In full and without alteration, return the records below.

[Data entries]

********************

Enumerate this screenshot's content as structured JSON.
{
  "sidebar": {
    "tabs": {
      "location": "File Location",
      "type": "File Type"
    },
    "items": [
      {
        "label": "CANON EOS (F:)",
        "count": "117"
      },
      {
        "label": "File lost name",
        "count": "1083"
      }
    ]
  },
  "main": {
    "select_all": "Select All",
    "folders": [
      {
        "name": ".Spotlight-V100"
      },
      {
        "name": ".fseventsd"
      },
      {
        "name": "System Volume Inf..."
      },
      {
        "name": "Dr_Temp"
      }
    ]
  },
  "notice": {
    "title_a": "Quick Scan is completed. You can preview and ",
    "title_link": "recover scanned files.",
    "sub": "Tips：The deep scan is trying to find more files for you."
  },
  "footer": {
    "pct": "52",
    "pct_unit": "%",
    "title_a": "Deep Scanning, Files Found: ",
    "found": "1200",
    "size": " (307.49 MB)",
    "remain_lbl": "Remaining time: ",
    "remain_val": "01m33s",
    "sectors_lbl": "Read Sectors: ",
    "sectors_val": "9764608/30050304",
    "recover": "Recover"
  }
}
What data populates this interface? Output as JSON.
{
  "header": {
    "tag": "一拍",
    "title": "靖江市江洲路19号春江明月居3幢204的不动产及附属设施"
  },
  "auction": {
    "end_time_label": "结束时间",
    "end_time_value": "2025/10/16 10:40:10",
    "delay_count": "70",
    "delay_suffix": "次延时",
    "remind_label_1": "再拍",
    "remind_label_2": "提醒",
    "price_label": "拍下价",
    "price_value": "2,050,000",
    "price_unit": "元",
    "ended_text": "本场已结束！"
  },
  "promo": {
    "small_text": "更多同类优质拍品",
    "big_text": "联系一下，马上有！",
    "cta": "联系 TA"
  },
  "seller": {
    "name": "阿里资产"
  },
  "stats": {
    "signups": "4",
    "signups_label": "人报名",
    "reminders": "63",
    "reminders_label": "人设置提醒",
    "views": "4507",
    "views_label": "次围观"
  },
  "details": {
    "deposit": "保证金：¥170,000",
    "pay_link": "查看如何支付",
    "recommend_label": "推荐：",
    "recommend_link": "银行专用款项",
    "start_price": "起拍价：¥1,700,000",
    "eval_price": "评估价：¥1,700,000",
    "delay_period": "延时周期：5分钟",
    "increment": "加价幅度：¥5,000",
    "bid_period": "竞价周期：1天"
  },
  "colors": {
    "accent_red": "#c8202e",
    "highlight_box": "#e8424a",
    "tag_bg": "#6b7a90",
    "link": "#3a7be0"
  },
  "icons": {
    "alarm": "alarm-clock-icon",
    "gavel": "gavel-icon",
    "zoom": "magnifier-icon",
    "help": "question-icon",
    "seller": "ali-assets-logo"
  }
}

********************

◆ ANSWER AREA ◆
Enumerate this screenshot's content as structured JSON.
{
  "sidebar": {
    "tabs": {
      "location": "File Location",
      "type": "File Type"
    },
    "items": [
      {
        "label": "CANON EOS (F:)",
        "count": "117"
      },
      {
        "label": "File lost name",
        "count": "1083"
      }
    ]
  },
  "main": {
    "select_all": "Select All",
    "folders": [
      {
        "name": ".Spotlight-V100"
      },
      {
        "name": ".fseventsd"
      },
      {
        "name": "System Volume Inf..."
      },
      {
        "name": "Dr_Temp"
      }
    ]
  },
  "notice": {
    "title_a": "Quick Scan is completed. You can preview and ",
    "title_link": "recover scanned files.",
    "sub": "Tips：The deep scan is trying to find more files for you."
  },
  "footer": {
    "pct": "52",
    "pct_unit": "%",
    "title_a": "Deep Scanning, Files Found: ",
    "found": "1200",
    "size": " (307.49 MB)",
    "remain_lbl": "Remaining time: ",
    "remain_val": "01m33s",
    "sectors_lbl": "Read Sectors: ",
    "sectors_val": "9764608/30050304",
    "recover": "Recover"
  }
}
What data populates this interface? Output as JSON.
{
  "header": {
    "tag": "一拍",
    "title": "靖江市江洲路19号春江明月居3幢204的不动产及附属设施"
  },
  "auction": {
    "end_time_label": "结束时间",
    "end_time_value": "2025/10/16 10:40:10",
    "delay_count": "70",
    "delay_suffix": "次延时",
    "remind_label_1": "再拍",
    "remind_label_2": "提醒",
    "price_label": "拍下价",
    "price_value": "2,050,000",
    "price_unit": "元",
    "ended_text": "本场已结束！"
  },
  "promo": {
    "small_text": "更多同类优质拍品",
    "big_text": "联系一下，马上有！",
    "cta": "联系 TA"
  },
  "seller": {
    "name": "阿里资产"
  },
  "stats": {
    "signups": "4",
    "signups_label": "人报名",
    "reminders": "63",
    "reminders_label": "人设置提醒",
    "views": "4507",
    "views_label": "次围观"
  },
  "details": {
    "deposit": "保证金：¥170,000",
    "pay_link": "查看如何支付",
    "recommend_label": "推荐：",
    "recommend_link": "银行专用款项",
    "start_price": "起拍价：¥1,700,000",
    "eval_price": "评估价：¥1,700,000",
    "delay_period": "延时周期：5分钟",
    "increment": "加价幅度：¥5,000",
    "bid_period": "竞价周期：1天"
  },
  "colors": {
    "accent_red": "#c8202e",
    "highlight_box": "#e8424a",
    "tag_bg": "#6b7a90",
    "link": "#3a7be0"
  },
  "icons": {
    "alarm": "alarm-clock-icon",
    "gavel": "gavel-icon",
    "zoom": "magnifier-icon",
    "help": "question-icon",
    "seller": "ali-assets-logo"
  }
}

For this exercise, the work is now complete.